How does the motor cortex, with neurons that have a limited activity range, function effectively under the widely varying conditions required during everyday life? In this podcast, Editor-in-Chief Bill Yates talks with Dr. Stephanie Naufel Thacker, Dr. Josh Glaser, and Dr. Lee Miller about their recent study out of Northwestern University, which explored this question using EMG over a range of conditions. This article was also chosen for the January 2019 issue APSselect. Listen to learn about nonlinearity in the motor system, brain-computer interface decoders, EMG methodology, and more!
A muscle-activity-dependent gain between motor cortex and EMG
Stephanie Naufel, Joshua I. Glaser, Konrad P. Kording, Eric J. Perreault, and Lee E. Miller
Journal of Neurophysiology, Published online December 26, 2018.
January 23, 2019
How do complex brain networks develop during adolescence? In this podcast, Editor-in-Chief Bill Yates talks with Dr. Paul Briley and Dr. Peter Liddle (both from the University of Nottingham) about their recent study which employed magnetoencephalography to assess beta frequency oscillations in higher-order cognitive and sensory networks. This article was also chosen for the December 2018 issue APSselect.
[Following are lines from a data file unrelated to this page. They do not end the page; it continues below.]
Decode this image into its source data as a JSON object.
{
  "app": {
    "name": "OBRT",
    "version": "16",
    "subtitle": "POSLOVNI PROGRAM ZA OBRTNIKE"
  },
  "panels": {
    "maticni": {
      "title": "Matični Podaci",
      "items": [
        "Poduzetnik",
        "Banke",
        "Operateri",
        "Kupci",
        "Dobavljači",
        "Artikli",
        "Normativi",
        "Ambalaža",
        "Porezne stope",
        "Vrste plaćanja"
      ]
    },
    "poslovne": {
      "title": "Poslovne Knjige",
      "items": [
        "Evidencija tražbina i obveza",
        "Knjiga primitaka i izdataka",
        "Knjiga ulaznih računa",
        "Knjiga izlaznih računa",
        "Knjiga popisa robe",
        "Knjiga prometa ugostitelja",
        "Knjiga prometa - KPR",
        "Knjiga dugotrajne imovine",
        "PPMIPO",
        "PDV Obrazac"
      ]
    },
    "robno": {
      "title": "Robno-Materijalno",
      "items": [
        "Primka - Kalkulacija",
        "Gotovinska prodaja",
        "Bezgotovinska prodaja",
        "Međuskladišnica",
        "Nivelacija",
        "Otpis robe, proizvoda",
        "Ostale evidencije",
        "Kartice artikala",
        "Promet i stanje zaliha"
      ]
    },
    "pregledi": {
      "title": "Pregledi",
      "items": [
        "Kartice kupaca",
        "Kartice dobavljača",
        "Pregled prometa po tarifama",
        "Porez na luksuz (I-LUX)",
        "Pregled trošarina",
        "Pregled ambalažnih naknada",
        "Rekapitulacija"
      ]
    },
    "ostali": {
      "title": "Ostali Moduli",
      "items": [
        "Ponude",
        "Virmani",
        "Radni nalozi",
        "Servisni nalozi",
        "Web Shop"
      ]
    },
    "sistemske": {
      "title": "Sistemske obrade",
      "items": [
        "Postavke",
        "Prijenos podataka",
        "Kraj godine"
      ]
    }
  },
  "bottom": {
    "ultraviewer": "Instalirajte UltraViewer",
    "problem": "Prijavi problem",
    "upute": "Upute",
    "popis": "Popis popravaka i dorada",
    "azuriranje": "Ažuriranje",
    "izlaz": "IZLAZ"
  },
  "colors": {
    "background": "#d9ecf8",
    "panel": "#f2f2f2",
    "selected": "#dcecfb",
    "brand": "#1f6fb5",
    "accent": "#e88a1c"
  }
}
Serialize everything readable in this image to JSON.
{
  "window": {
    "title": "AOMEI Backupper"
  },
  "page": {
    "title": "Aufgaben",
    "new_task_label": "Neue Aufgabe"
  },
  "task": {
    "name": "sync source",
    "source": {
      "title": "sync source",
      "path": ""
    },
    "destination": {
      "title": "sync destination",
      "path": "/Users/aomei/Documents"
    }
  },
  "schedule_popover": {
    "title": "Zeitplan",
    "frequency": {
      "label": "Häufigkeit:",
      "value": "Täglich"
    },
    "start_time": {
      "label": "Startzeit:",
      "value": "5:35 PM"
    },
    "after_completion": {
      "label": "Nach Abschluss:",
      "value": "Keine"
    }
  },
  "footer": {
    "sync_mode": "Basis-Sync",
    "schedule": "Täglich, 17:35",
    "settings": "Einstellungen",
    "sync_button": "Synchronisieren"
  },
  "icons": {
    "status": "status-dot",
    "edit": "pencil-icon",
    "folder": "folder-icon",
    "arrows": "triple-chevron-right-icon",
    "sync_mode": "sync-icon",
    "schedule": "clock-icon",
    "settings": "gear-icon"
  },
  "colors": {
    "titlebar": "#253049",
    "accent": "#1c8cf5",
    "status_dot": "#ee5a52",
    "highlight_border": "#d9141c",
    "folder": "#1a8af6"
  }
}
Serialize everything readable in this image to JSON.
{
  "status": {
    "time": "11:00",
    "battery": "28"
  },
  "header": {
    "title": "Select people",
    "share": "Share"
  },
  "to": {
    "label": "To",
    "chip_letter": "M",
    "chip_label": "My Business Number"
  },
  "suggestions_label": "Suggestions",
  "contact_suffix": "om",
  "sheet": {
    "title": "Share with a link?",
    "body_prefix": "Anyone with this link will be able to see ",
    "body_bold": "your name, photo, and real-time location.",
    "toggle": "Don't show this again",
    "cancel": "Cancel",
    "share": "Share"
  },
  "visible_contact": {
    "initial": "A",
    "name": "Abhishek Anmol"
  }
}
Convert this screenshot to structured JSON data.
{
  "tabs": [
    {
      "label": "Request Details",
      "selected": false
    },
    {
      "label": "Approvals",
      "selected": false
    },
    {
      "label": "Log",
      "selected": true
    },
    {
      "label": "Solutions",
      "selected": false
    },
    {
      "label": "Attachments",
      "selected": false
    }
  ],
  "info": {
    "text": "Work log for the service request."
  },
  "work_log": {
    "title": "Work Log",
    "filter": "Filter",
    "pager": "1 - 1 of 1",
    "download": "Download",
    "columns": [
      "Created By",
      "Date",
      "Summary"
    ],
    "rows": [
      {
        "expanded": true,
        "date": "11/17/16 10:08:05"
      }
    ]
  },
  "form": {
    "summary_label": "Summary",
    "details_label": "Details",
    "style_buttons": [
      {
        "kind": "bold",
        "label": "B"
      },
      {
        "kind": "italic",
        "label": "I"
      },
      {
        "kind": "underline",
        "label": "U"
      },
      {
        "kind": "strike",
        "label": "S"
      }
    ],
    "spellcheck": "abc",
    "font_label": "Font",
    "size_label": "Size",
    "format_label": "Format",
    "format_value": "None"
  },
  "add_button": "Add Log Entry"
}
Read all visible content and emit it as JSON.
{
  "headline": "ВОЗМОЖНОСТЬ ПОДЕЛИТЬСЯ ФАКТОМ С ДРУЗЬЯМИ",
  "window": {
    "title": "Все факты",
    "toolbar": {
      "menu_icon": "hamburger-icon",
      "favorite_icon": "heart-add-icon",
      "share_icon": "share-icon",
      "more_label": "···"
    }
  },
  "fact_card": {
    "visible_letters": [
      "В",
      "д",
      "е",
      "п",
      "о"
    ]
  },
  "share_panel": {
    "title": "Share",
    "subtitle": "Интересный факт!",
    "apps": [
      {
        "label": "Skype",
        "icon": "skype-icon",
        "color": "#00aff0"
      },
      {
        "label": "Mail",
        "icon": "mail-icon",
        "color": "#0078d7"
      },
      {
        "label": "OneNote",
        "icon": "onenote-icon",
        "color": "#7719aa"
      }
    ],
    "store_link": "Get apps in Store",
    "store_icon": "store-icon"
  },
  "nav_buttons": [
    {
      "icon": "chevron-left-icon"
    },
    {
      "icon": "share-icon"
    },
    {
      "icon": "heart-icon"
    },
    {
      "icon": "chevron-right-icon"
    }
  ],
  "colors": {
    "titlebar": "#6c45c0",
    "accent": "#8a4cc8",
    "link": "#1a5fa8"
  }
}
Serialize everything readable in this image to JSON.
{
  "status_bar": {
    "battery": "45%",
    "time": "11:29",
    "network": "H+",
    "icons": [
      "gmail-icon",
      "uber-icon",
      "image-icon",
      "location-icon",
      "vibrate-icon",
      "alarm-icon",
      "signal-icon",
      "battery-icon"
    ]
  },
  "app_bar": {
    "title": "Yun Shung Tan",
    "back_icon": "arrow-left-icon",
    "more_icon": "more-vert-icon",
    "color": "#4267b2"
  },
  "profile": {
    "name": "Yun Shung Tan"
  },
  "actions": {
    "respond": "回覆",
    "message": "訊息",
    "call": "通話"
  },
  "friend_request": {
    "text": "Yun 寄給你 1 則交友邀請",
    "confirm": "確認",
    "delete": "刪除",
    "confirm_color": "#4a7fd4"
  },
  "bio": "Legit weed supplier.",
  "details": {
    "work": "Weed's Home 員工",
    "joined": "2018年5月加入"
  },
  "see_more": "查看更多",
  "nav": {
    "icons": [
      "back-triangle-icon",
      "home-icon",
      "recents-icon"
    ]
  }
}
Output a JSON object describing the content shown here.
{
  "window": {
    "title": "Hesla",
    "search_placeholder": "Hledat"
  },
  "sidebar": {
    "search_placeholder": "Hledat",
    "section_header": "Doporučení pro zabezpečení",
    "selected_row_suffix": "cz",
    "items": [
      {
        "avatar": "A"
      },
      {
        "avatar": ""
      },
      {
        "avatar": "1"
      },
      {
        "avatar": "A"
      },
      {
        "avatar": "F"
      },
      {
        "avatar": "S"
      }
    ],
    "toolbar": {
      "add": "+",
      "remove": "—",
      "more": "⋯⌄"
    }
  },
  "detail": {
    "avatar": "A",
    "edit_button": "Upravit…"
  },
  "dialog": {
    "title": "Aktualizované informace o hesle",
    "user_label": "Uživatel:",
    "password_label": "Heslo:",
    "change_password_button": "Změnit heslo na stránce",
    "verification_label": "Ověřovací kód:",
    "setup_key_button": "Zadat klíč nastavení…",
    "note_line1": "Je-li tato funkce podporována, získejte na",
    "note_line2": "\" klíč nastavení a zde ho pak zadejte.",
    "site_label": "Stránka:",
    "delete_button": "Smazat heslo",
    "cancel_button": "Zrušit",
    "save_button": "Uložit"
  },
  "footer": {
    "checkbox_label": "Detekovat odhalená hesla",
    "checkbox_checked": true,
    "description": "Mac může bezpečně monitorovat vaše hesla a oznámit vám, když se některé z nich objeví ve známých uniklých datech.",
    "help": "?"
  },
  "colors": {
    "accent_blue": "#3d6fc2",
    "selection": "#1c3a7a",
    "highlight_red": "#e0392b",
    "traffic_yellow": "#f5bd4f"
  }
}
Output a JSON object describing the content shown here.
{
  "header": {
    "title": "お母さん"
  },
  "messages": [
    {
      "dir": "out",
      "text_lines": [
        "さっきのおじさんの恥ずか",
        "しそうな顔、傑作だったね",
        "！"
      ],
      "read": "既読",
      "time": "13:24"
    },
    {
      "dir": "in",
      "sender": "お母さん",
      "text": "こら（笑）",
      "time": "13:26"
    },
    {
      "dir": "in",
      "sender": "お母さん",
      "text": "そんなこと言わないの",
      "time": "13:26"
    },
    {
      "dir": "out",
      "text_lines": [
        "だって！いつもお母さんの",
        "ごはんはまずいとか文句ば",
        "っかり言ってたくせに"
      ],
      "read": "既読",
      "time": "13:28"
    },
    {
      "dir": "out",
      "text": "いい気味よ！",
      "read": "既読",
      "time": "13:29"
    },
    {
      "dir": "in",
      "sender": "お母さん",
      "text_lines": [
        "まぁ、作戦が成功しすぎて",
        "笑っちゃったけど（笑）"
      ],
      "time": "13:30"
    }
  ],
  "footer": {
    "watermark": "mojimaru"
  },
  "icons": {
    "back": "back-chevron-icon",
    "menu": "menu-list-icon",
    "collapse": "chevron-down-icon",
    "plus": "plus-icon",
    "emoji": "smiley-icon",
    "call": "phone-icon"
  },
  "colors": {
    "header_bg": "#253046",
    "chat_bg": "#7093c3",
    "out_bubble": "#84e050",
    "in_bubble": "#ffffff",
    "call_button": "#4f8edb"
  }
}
Listen to learn about the functional connectivity, brain development, MEG methodology, and more!
Development of human electrophysiological brain networks
Paul M. Briley, Elizabeth B. Liddle, Madeleine J. Groom, Helen J. F. Smith, Peter G. Morris, Giles L. Colclough, Matthew J. Brookes, and Peter F. Liddle
Journal of Neurophysiology, Published online December 7, 2018.